CHAPTER I. DON JOHN OF BELFAST, AND FRIENDS.
"Why, Don John, how you frightened me!" exclaimed Miss Nellie Patterdale, as she sprang up from her reclining position in a lolling-chair.

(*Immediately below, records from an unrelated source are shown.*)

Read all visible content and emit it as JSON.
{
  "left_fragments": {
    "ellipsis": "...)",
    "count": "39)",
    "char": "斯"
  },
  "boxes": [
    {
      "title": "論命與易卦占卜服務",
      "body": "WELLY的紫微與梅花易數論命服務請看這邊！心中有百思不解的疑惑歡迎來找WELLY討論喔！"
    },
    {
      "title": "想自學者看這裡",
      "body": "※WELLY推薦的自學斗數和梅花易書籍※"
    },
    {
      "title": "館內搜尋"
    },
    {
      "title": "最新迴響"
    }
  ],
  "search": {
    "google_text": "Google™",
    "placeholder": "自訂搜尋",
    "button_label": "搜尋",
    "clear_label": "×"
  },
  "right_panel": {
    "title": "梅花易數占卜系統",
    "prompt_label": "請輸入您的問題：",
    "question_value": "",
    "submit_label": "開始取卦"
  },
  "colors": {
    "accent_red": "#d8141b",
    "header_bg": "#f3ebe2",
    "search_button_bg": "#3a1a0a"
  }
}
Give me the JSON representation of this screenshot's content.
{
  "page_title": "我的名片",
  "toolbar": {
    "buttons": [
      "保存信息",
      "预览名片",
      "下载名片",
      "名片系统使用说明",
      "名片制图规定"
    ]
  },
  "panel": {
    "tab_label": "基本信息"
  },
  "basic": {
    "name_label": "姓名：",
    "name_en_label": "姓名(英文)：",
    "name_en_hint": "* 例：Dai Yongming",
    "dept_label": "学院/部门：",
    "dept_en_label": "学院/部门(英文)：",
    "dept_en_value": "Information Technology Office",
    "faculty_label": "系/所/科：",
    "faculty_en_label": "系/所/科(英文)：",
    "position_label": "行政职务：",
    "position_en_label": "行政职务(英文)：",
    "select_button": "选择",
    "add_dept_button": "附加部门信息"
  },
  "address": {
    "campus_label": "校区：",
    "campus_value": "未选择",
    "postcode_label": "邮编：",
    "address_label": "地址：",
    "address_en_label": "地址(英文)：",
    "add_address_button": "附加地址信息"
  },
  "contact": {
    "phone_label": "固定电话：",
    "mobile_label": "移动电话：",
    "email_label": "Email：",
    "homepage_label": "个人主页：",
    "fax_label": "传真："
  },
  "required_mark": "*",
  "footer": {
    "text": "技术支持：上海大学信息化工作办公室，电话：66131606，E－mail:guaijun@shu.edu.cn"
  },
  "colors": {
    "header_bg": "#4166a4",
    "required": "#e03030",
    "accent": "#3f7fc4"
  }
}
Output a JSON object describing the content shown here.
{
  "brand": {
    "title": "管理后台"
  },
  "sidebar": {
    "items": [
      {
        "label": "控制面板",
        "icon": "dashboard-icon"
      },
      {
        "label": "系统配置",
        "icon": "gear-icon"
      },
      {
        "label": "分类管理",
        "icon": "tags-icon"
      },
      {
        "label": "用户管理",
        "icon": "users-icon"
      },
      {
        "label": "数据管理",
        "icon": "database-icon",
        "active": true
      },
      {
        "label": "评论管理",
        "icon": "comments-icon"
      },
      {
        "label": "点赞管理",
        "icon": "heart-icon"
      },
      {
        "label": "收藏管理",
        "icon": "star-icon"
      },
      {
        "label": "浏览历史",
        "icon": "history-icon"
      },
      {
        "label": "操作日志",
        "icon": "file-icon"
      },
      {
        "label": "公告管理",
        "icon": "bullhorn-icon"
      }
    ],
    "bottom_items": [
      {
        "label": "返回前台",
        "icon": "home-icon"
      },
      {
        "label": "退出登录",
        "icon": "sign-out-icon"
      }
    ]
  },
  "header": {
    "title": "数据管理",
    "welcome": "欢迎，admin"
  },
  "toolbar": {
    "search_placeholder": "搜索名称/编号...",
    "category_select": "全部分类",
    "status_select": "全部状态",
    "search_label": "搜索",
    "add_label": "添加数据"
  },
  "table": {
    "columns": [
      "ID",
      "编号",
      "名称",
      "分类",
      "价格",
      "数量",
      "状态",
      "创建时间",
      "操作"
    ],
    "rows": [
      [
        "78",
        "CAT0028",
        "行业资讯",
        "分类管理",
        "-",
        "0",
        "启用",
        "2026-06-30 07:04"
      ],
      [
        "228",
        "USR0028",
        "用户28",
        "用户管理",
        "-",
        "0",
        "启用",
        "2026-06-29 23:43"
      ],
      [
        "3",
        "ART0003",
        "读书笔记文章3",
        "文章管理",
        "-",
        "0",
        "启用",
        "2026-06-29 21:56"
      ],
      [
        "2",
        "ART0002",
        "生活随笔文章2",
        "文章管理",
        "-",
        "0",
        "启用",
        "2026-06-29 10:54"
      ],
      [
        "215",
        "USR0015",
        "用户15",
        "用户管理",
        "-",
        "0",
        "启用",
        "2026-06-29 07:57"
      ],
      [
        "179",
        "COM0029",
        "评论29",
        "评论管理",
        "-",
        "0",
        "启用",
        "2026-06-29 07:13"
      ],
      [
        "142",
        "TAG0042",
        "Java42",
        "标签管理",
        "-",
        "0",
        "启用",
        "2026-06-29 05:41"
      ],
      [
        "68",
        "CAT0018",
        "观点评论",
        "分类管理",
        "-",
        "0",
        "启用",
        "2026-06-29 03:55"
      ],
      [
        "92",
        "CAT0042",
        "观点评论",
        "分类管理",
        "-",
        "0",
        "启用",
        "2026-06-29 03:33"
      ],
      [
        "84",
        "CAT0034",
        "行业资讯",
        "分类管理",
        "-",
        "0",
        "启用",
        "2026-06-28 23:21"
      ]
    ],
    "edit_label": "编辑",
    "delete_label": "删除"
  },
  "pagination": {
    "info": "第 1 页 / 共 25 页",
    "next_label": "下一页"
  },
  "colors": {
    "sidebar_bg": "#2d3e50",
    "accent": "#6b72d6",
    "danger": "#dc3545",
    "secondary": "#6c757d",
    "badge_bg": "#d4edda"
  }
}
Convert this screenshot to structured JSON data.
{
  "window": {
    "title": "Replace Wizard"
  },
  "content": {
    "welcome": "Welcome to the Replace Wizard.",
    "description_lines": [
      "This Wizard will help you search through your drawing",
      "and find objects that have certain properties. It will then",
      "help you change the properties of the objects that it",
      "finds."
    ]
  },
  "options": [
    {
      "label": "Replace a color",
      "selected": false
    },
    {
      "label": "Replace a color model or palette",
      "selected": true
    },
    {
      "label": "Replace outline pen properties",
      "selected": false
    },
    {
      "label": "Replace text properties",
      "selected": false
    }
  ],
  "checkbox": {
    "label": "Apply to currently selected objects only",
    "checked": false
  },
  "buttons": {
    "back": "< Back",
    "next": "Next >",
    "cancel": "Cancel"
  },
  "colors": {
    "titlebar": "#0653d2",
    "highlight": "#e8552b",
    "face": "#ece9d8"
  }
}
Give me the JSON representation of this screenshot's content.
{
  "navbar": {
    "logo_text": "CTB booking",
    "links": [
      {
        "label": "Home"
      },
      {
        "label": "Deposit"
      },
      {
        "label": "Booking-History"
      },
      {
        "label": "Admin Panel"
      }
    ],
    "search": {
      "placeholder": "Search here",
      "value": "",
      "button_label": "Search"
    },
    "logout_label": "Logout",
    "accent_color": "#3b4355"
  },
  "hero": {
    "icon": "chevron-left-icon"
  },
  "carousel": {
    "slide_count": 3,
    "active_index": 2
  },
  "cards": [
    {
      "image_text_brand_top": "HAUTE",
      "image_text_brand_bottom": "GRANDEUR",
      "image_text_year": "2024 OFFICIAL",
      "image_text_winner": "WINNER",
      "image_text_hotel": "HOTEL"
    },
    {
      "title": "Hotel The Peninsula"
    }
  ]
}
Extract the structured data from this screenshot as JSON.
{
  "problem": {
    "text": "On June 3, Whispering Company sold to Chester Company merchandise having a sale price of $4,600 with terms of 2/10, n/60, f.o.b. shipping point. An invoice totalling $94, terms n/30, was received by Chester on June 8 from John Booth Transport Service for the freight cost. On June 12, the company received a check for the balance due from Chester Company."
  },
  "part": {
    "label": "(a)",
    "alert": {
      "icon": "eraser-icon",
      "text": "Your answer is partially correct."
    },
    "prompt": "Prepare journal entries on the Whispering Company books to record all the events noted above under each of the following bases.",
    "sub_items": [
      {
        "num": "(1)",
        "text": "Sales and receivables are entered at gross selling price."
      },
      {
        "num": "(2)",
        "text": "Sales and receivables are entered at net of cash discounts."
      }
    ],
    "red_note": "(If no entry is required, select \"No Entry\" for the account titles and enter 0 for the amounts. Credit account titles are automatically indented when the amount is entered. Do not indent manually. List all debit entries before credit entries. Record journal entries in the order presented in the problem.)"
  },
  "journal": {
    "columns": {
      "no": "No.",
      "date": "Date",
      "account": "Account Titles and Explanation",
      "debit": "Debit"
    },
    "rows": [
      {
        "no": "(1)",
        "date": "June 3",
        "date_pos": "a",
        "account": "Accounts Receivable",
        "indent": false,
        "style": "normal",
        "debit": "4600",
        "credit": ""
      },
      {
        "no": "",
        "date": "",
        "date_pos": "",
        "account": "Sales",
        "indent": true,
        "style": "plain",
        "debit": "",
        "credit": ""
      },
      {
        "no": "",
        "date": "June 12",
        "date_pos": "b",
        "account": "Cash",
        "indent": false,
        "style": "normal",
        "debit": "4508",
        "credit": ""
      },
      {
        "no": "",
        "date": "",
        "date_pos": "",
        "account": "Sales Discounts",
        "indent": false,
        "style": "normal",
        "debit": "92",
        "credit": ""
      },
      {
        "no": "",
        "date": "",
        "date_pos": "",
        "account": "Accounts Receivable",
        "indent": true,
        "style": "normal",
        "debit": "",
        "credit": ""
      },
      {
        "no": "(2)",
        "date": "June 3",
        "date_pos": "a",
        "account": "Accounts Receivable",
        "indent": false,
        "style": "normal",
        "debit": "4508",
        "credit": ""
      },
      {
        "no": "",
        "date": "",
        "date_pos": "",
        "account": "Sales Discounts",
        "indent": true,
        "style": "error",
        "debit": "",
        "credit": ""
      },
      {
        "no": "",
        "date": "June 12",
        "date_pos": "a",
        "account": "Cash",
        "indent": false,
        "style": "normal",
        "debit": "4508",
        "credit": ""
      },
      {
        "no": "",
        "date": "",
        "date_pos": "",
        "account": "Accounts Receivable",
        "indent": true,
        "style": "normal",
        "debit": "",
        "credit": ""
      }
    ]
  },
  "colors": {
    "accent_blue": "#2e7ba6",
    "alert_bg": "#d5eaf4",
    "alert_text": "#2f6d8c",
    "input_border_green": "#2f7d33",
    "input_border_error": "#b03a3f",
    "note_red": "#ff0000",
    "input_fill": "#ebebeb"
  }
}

It was an intensely warm day near the close of June, and the young lady had chosen the coolest and shadiest place she could find on the piazza of her father's elegant mansion in Belfast. She was as pretty as she was bright and vivacious, and was a general favorite among the pupils of the High School, which she attended. She was deeply absorbed in the reading of a story in one of the July magazines, which had just come from the post-office, when she heard a step near her. The sound startled her, it was so near; and, looking up, she discovered the young man whom she had spoken to close beside her. He was not Don John of Austria, but Donald John Ramsay of Belfast, who had been addressed by his companions simply as Don, a natural abbreviation of his first name, until he of Austria happened to be mentioned in the history recitation in school, when the whole class looked at Don, and smiled; some of the girls even giggled, and got a check for it; but the republican young gentleman became a titular Spanish hidalgo from that moment. Though he was the son of a boat-builder, by trade a ship carpenter, he was a good-looking, and gentlemanly fellow, and was treated with kindness and consideration by most of the sons and daughters of the wealthy men of Belfast, who attended the High School. It was hardly a secret that Don John regarded Miss Nellie with especial admiration, or that, while he was polite to all the young ladies, he was particularly so to her. It is a fact, too, that he blushed when she turned her startled gaze upon him on the piazza; and it is just as true that Miss Nellie colored deeply, though it may have been only the natural consequence of her surprise.
"I beg your pardon, Nellie; I did not mean to frighten you," replied Donald.
"I don't suppose you did, Don John; but you startled me just as much as though you had meant it," added she, with a pleasant smile, so forgiving that the young man had no fear of the consequences. "How terribly hot it is! I am almost melted."
"It is very warm," answered Donald, who, somehow or other, found it very difficult to carry on a conversation with Nellie; and his eyes seemed to him to be twice as serviceable as his tongue.
"It is dreadful warm."
And so they went on repeating the same thing over and over again, till there was no other known form of expression for warm weather.
"How in the world did you get to the side of my chair without my hearing you?" demanded Nellie, when it was evidently impossible to say anything more about the heat.
"I came up the front steps, and was walking around on the piazza to your father's library. I didn't see you till you spoke," replied Donald, reminded by this explanation that he had come to Captain Patterdale's house for a purpose. "Is Ned at home?"
"No; he has gone up to Searsport to stay over Sunday with uncle Henry."